§ Directions: Every line of the material below in which "Восстановить" shows up is to be located and copied.
===
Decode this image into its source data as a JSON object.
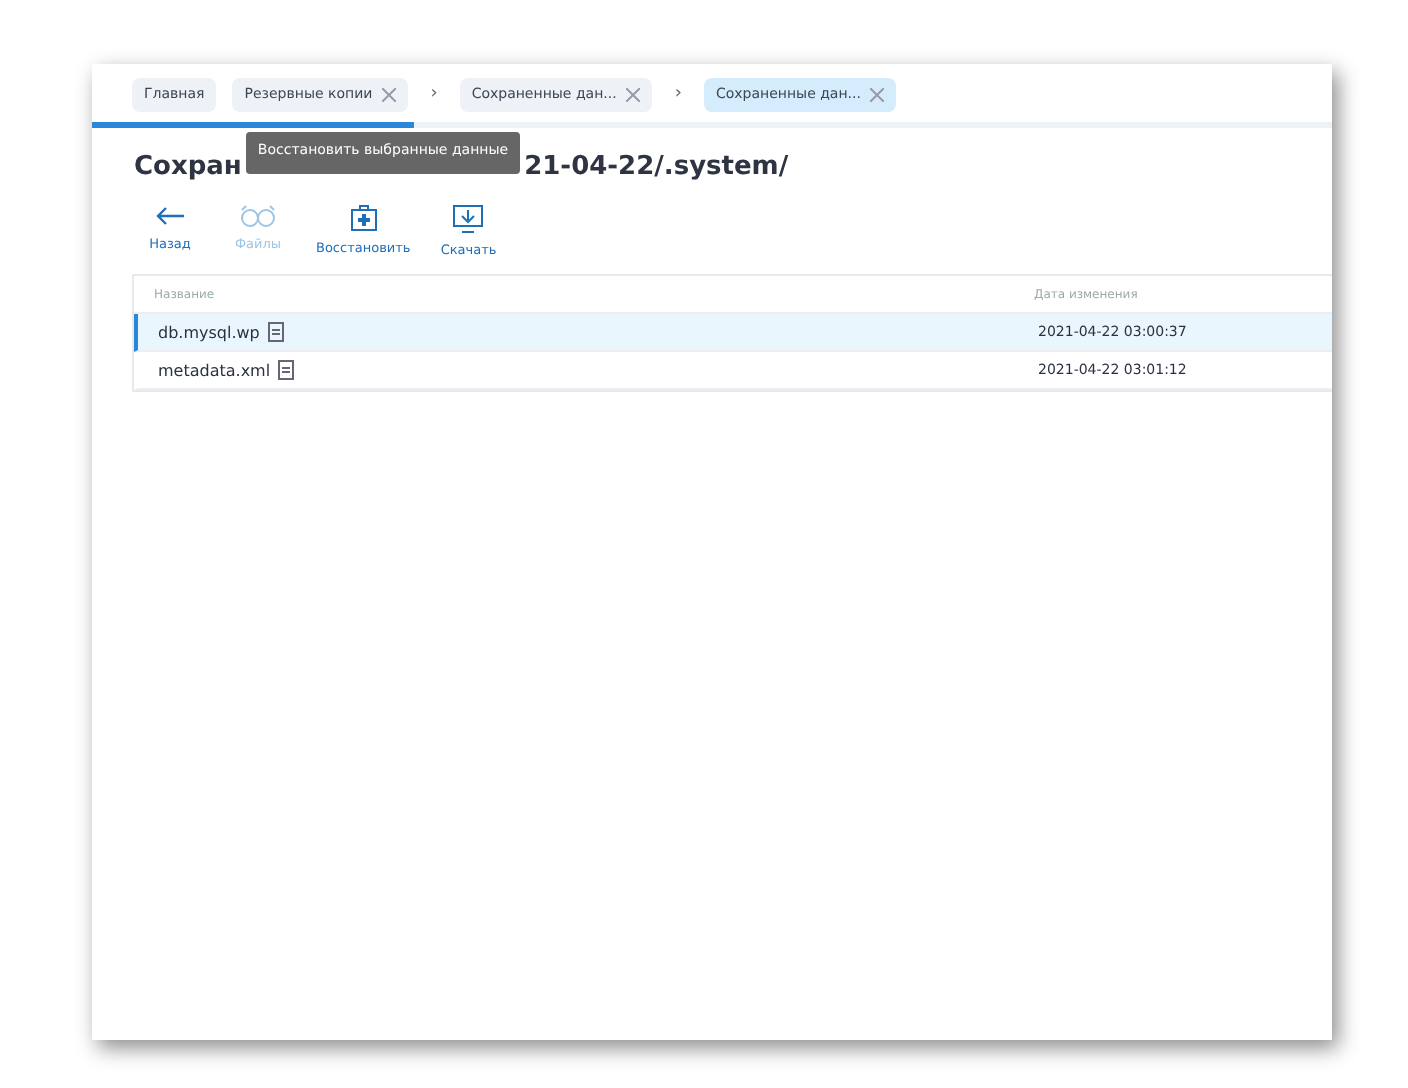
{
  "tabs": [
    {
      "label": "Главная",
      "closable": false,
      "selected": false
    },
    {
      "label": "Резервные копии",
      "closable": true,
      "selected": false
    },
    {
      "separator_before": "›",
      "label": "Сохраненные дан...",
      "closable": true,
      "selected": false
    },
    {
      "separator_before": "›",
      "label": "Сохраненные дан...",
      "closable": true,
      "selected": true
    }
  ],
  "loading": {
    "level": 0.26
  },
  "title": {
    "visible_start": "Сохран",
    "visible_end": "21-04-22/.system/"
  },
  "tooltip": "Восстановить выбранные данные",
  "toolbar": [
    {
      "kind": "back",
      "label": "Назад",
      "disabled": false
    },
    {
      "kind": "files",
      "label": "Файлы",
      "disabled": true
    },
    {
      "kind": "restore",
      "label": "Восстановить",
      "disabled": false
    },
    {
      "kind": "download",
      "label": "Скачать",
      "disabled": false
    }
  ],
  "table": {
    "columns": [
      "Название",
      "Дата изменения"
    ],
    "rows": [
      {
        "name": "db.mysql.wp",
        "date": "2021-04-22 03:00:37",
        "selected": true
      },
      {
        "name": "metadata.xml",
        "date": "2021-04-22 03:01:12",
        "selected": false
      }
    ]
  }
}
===
§ Answer to the problem:
  "tooltip": "Восстановить выбранные данные",
      "label": "Восстановить",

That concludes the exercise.